Controlled phage therapy hints at future alternative to antibiotics
Phages, viruses that thrive by infecting bacteria, have long been mooted as a potential replacement for antibiotics. But where antibiotics pose the problem of the bacteria they target mutating into dangerous resistant strains, phages pose risks due to their own fast-paced evolution, though those risks are poorly understood.
But new research suggests it may be possible to mitigate those risks. Left to nature, particular phages are able to seek out and destroy particular types of bacteria. But here it’s only the seeking that the researchers are interested in, using the phages to deliver a payload of gold nanorods which, with the help of light, destroy both the target bacteria and their phages at once. If you’ll forgive the grim analogy, you can think of the phage as the guidance system and the nanorods the warhead of this particular antibacterial guided missile.
“What we did was to conjugate the phages to gold nanorods,” UC Santa Barbara’s Irene Chen explains in a press release.

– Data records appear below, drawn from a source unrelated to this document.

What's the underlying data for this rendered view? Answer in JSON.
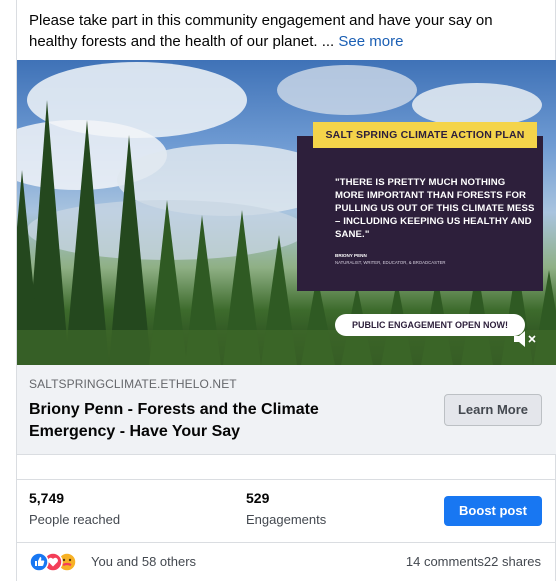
{
  "post": {
    "text": "Please take part in this community engagement and have your say on healthy forests and the health of our planet. ... ",
    "see_more": "See more"
  },
  "media": {
    "plan_label": "SALT SPRING CLIMATE ACTION PLAN",
    "quote": "\"THERE IS PRETTY MUCH NOTHING MORE IMPORTANT THAN FORESTS FOR PULLING US OUT OF THIS CLIMATE MESS – INCLUDING KEEPING US HEALTHY AND SANE.\"",
    "author": "BRIONY PENN",
    "author_role": "NATURALIST, WRITER, EDUCATOR, & BROADCASTER",
    "engage_label": "PUBLIC ENGAGEMENT OPEN NOW!"
  },
  "link": {
    "domain": "SALTSPRINGCLIMATE.ETHELO.NET",
    "title": "Briony Penn - Forests and the Climate Emergency - Have Your Say",
    "learn_more": "Learn More"
  },
  "stats": {
    "reached_value": "5,749",
    "reached_label": "People reached",
    "engagements_value": "529",
    "engagements_label": "Engagements",
    "boost_label": "Boost post"
  },
  "footer": {
    "reactions_text": "You and 58 others",
    "comments_shares": "14 comments22 shares",
    "reaction_icons": [
      "like-icon",
      "love-icon",
      "care-icon"
    ]
  },
  "colors": {
    "primary_blue": "#1877f2",
    "like_blue": "#1877f2",
    "love_red": "#f33e58",
    "care_yellow": "#f7b125",
    "plan_label_yellow": "#f4d44a",
    "quote_box_purple": "#2d1f3b"
  }
}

If you thought conjugation was something that happened only to verbs, don’t panic: it can also simply mean to join or couple. “When these nanorods are photo-excited, they translate the energy from light to heat, and that creates very high local temperatures.”
The so-called “phanorod” combinations of nanorods and phages were added to in-vitro cultures of mammal cells with an added bacteria biofilm. They were then exposed to light in near-infrared wavelengths to cause the all-important photo-excitement. The resulting heat kills both the bacteria and the phage.
In experiments, the phanorods successfully destroyed the potent human pathogens E. coli, P. aeruginosa and V. cholerae. It’s important to note that the phanorods also destroyed 20 percent of the mammal cells in the culture, which the research categorizes as a “low rate of damage.”
“This issue of whether it damages mammalian tissues is very important,” Chen explains. “Work in nanotechnology and nanomedicine treating bacterial infections indicates that when it’s non-targeted, it really does burden the surrounding tissues.”
As well as the unpredictable nature of unchecked phage evolution, there are other issues with their historical use. They can potentially carry toxins, and it’s hard to gauge the success of the treatment. “You might see it completely work or you might see it completely fail, but you don’t have the kind of dose response you want,” Chen explains. But this new controlled approach to phage therapy could potentially mitigate these issues as well.
The team’s research will go on to look at more phages to target more types of bacteria, as well as exploring photothermal methods to treat several bacterial infections at once. However, the work is very much at the research stage, and there’s no suggestion of clinical use at this stage.
The team’s research was published Monday in Proceedings of the National Academy of Sciences. It’s free to read online.